Within the past five years, SYSCO Food Services of San Antonio has not had any accidental releases that resulted in injuries or property damage. The plant has maintained an excellent safety record throughout its operating history and has never had a major ammonia release that could have had adverse effects on the public.
In the event that an ammonia release does occur, SYSCO Food Services of San Antonio has an emergency response program that coordinates emergency response with the San Antonio Fire Department and contract responders. If such a release did occur, plant personnel would contact the San Antonio Fire Department, and contract responders, who would dispatch specially trained personnel to the facility.
Maintaining A Safe Operation
SYSCO Food Services of San Antonio continually works to safely manage t
he hazards of ammonia to protect the community we serve and the employees working for us. The Risk Management Program will be maintained to reduce the risk of accidental releases and each year we will conduct training, review procedures, maintain the equipment and follow safe work practices. Periodically, we will audit our program, review our Process Hazard Analysis and coordinate with the community emergency response organization. During the recent review and revision of operating procedures for SYSCO Food Services of San Antonio it was determined that this facility would benefit from certain refinements of those procedures.
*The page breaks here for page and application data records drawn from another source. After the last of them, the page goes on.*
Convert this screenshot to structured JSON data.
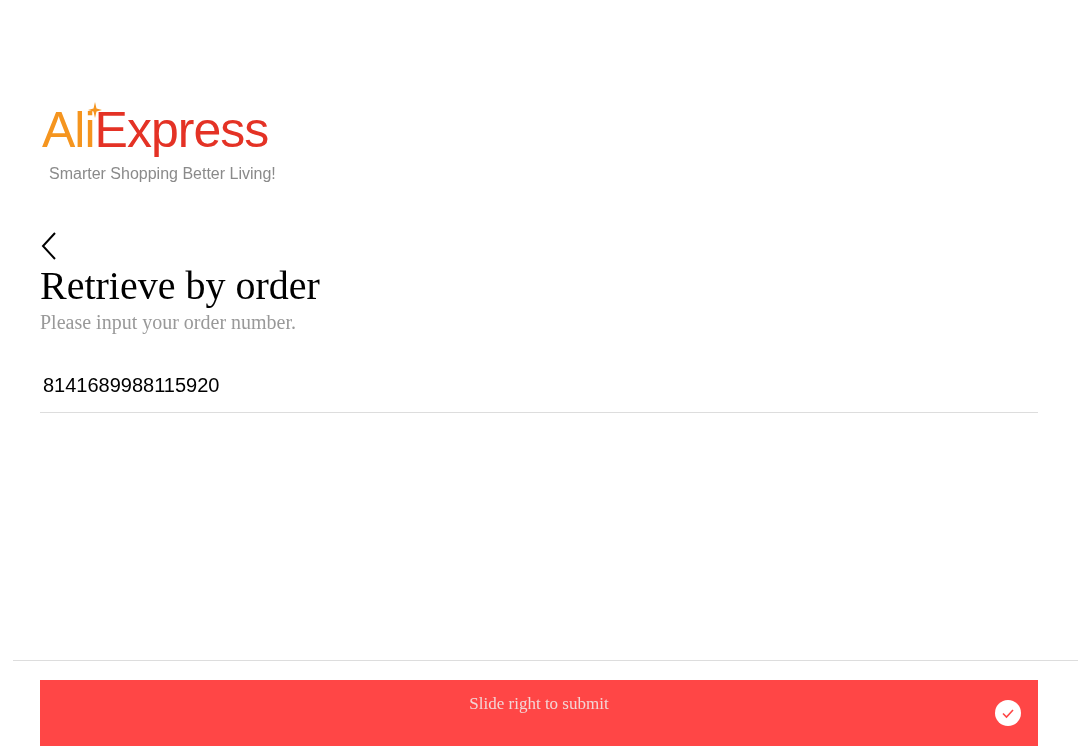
{
  "logo": {
    "part_1": "Ali",
    "part_2": "Express",
    "tagline": "Smarter Shopping Better Living!"
  },
  "title": "Retrieve by order",
  "subtitle": "Please input your order number.",
  "order_field": {
    "value": "8141689988115920"
  },
  "slider": {
    "label": "Slide right to submit"
  }
}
Accordingly, we are undertaking a comprehensive effort to further upgrade the operating procedures so as to improve processes and work practices and to enhance the ability of plant personnel to assure safe and efficient control and management of the plant.